Task to carry out –
In the listing below, find each line holding "true" and copy it.

Dataset records –

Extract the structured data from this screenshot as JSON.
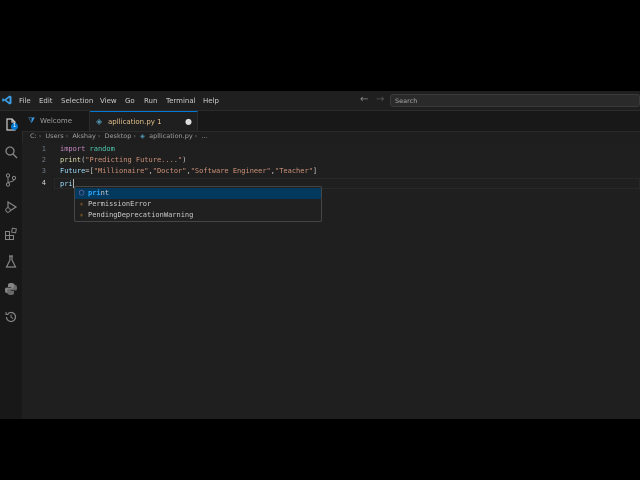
{
  "menu": [
    "File",
    "Edit",
    "Selection",
    "View",
    "Go",
    "Run",
    "Terminal",
    "Help"
  ],
  "search": {
    "placeholder": "Search"
  },
  "tabs": [
    {
      "label": "Welcome"
    },
    {
      "label": "apllication.py",
      "problems": "1",
      "dirty": "●"
    }
  ],
  "breadcrumb": [
    "C:",
    "Users",
    "Akshay",
    "Desktop",
    "apllication.py",
    "..."
  ],
  "activity_badge": "1",
  "editor": {
    "line_numbers": [
      "1",
      "2",
      "3",
      "4"
    ],
    "lines": [
      "import random",
      "print(\"Predicting Future....\")",
      "Future=[\"Millionaire\",\"Doctor\",\"Software Engineer\",\"Teacher\"]",
      "pri"
    ]
  },
  "suggest": {
    "items": [
      {
        "label": "print",
        "match": "pri",
        "rest": "nt",
        "icon": "function-cube-icon"
      },
      {
        "label": "PermissionError",
        "icon": "class-icon"
      },
      {
        "label": "PendingDeprecationWarning",
        "icon": "class-icon"
      }
    ]
  },
  "colors": {
    "accent": "#0078d4",
    "keyword": "#c586c0",
    "function": "#dcdcaa",
    "string": "#ce9178",
    "variable": "#9cdcfe",
    "module": "#4ec9b0"
  }
}
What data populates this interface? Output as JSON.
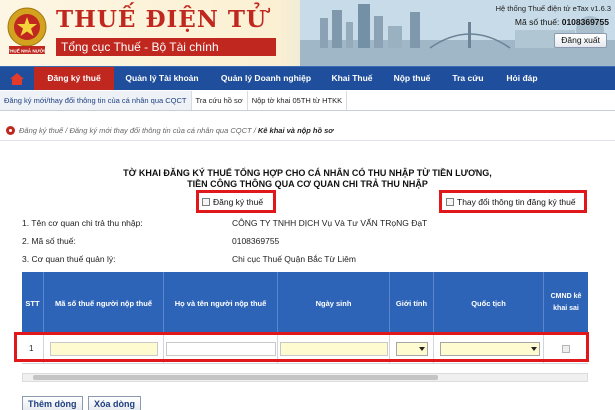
{
  "header": {
    "title": "THUẾ ĐIỆN TỬ",
    "subtitle": "Tổng cục Thuế - Bộ Tài chính",
    "emblem_text": "THUẾ NHÀ NƯỚC",
    "system_version": "Hệ thống Thuế điện tử eTax v1.6.3",
    "tax_id_label": "Mã số thuế:",
    "tax_id_value": "0108369755",
    "logout_label": "Đăng xuất"
  },
  "main_nav": {
    "home_icon": "home-icon",
    "items": [
      {
        "label": "Đăng ký thuế",
        "active": true
      },
      {
        "label": "Quản lý Tài khoản",
        "active": false
      },
      {
        "label": "Quản lý Doanh nghiệp",
        "active": false
      },
      {
        "label": "Khai Thuế",
        "active": false
      },
      {
        "label": "Nộp thuế",
        "active": false
      },
      {
        "label": "Tra cứu",
        "active": false
      },
      {
        "label": "Hỏi đáp",
        "active": false
      }
    ]
  },
  "sub_nav": {
    "items": [
      {
        "label": "Đăng ký mới/thay đổi thông tin của cá nhân qua CQCT",
        "active": true
      },
      {
        "label": "Tra cứu hồ sơ",
        "active": false
      },
      {
        "label": "Nộp tờ khai 05TH từ HTKK",
        "active": false
      }
    ]
  },
  "breadcrumb": {
    "parts": [
      "Đăng ký thuế",
      "Đăng ký mới thay đổi thông tin của cá nhân qua CQCT"
    ],
    "separator": " / ",
    "current": "Kê khai và nộp hồ sơ"
  },
  "form": {
    "title_line1": "TỜ KHAI ĐĂNG KÝ THUẾ TỔNG HỢP CHO CÁ NHÂN CÓ THU NHẬP TỪ TIỀN LƯƠNG,",
    "title_line2": "TIỀN CÔNG THÔNG QUA CƠ QUAN CHI TRẢ THU NHẬP",
    "checkbox_register": {
      "label": "Đăng ký thuế",
      "checked": false
    },
    "checkbox_change": {
      "label": "Thay đổi thông tin đăng ký thuế",
      "checked": false
    },
    "fields": [
      {
        "label": "1. Tên cơ quan chi trả thu nhập:",
        "value": "CÔNG TY TNHH DỊCH Vụ Và Tư VẤN TRọNG ĐạT"
      },
      {
        "label": "2. Mã số thuế:",
        "value": "0108369755"
      },
      {
        "label": "3. Cơ quan thuế quản lý:",
        "value": "Chi cục Thuế Quận Bắc Từ Liêm"
      }
    ]
  },
  "grid": {
    "columns": [
      "STT",
      "Mã số thuế người nộp thuế",
      "Họ và tên người nộp thuế",
      "Ngày sinh",
      "Giới tính",
      "Quốc tịch",
      "CMND kê khai sai"
    ],
    "rows": [
      {
        "stt": "1",
        "ma_so_thue": "",
        "ho_ten": "",
        "ngay_sinh": "",
        "gioi_tinh": "",
        "quoc_tich": "",
        "cmnd_ke_khai_sai": false
      }
    ]
  },
  "actions": {
    "add_row": "Thêm dòng",
    "delete_row": "Xóa dòng"
  },
  "colors": {
    "brand_red": "#c0271e",
    "nav_blue": "#1f4e9c",
    "grid_header_blue": "#2e64b8",
    "highlight_red": "#e0171b",
    "input_yellow": "#fffbd0"
  }
}
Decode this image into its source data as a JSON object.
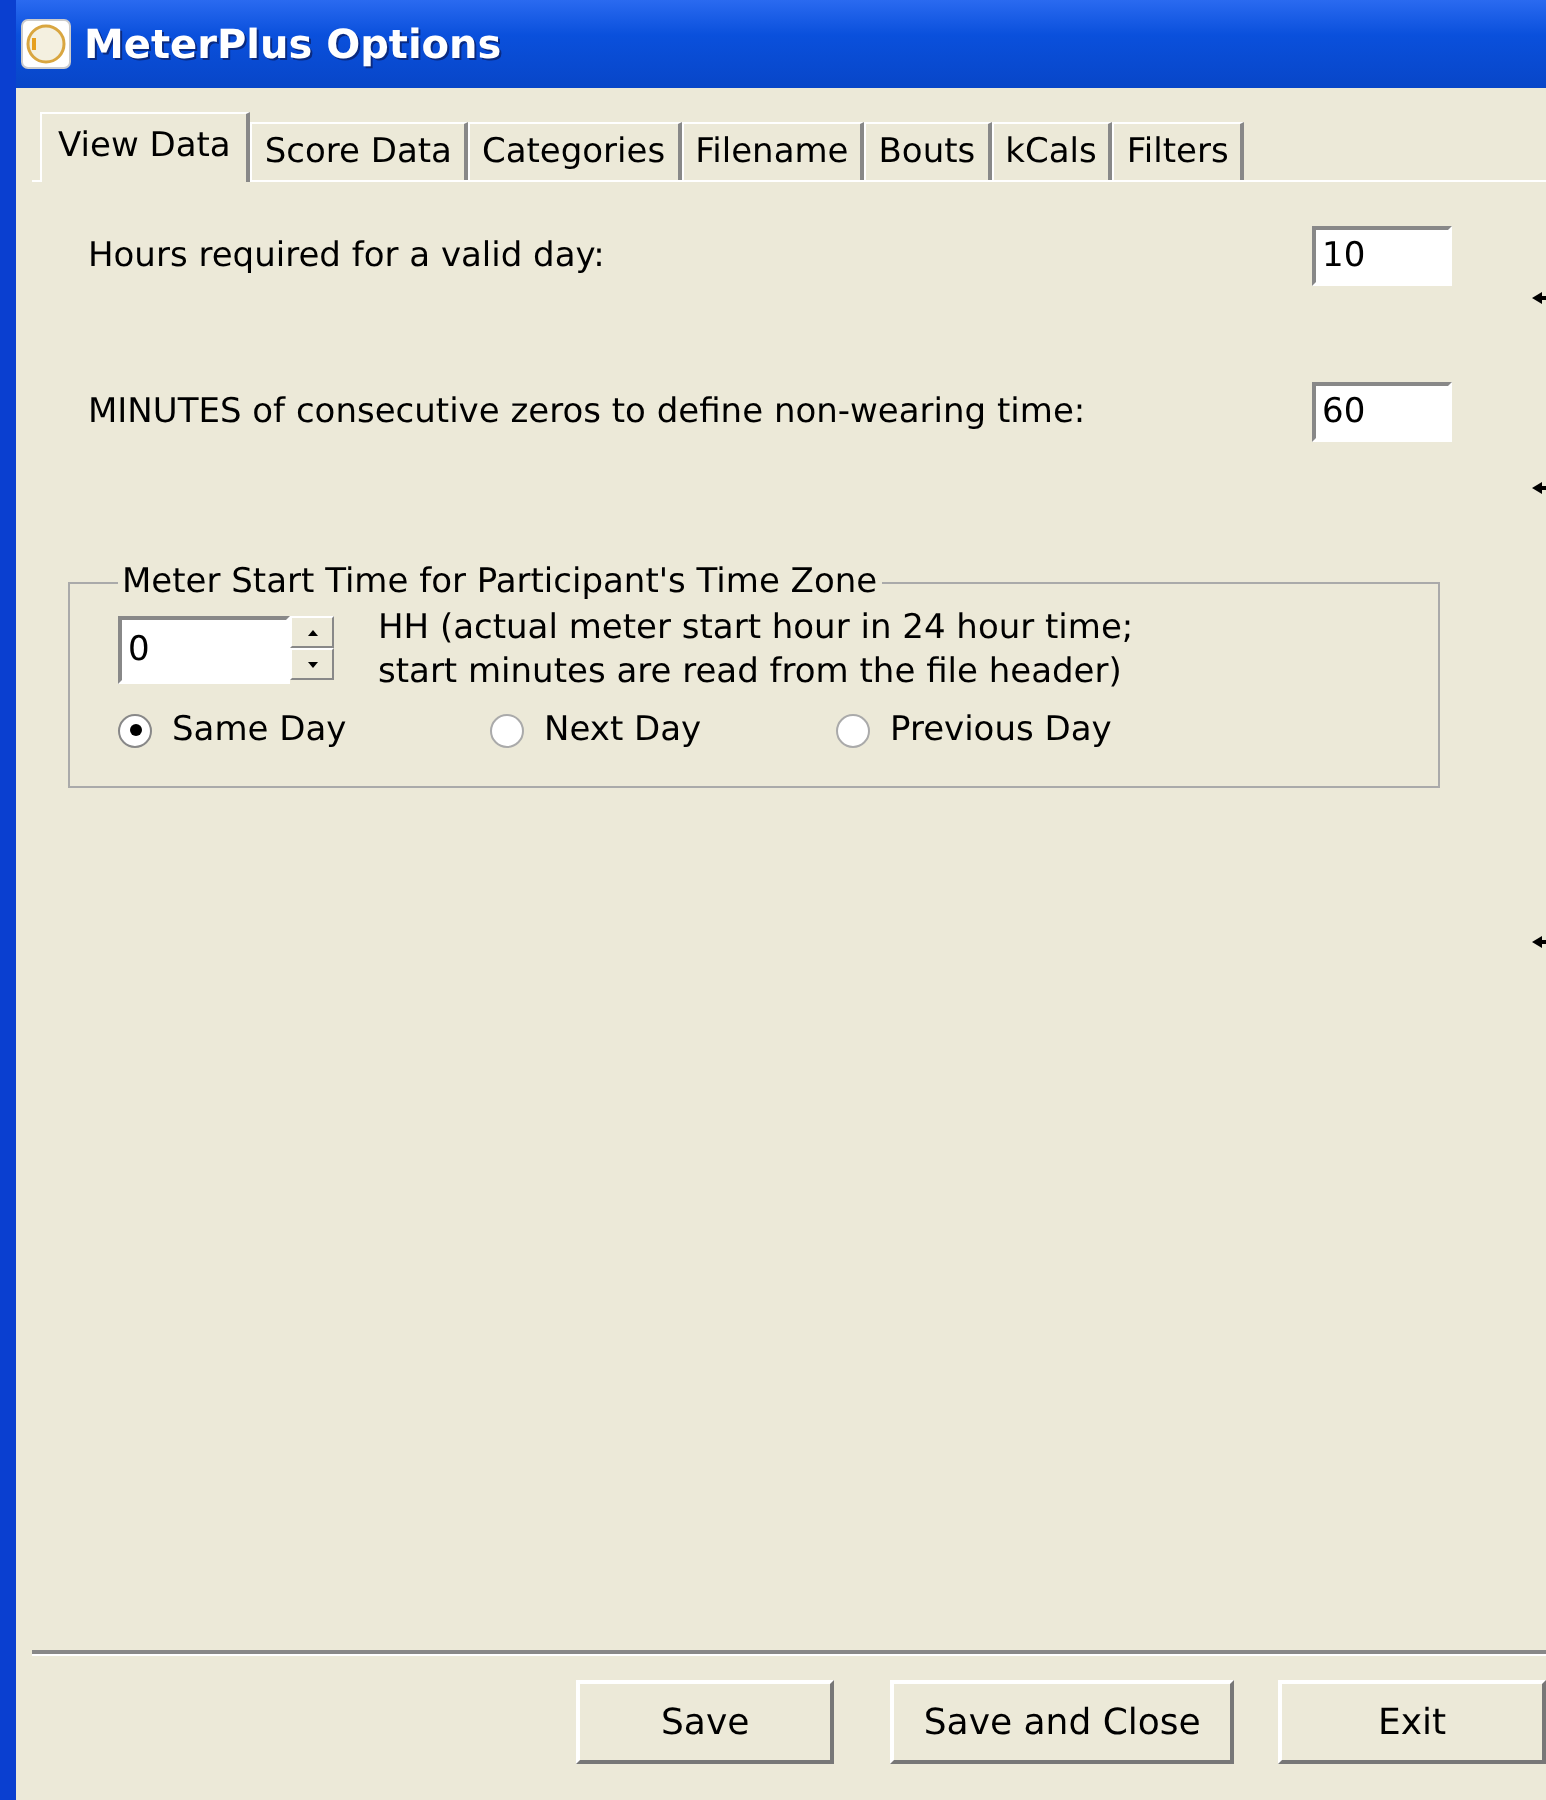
{
  "window": {
    "title": "MeterPlus Options"
  },
  "tabs": [
    {
      "label": "View Data",
      "selected": true
    },
    {
      "label": "Score Data",
      "selected": false
    },
    {
      "label": "Categories",
      "selected": false
    },
    {
      "label": "Filename",
      "selected": false
    },
    {
      "label": "Bouts",
      "selected": false
    },
    {
      "label": "kCals",
      "selected": false
    },
    {
      "label": "Filters",
      "selected": false
    }
  ],
  "fields": [
    {
      "label": "Hours required for a valid day:",
      "value": "10"
    },
    {
      "label": "MINUTES of consecutive zeros to define non-wearing time:",
      "value": "60"
    }
  ],
  "start_time_group": {
    "title": "Meter Start Time for Participant's Time Zone",
    "hour_value": "0",
    "hint_lines": [
      "HH (actual meter start hour in 24 hour time;",
      "start minutes are read from the file header)"
    ],
    "options": [
      {
        "label": "Same Day",
        "selected": true
      },
      {
        "label": "Next Day",
        "selected": false
      },
      {
        "label": "Previous Day",
        "selected": false
      }
    ]
  },
  "buttons": [
    "Save",
    "Save and Close",
    "Exit"
  ]
}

Your solution –
        "active": true
        "active": true
      "selected": true
        "selected": true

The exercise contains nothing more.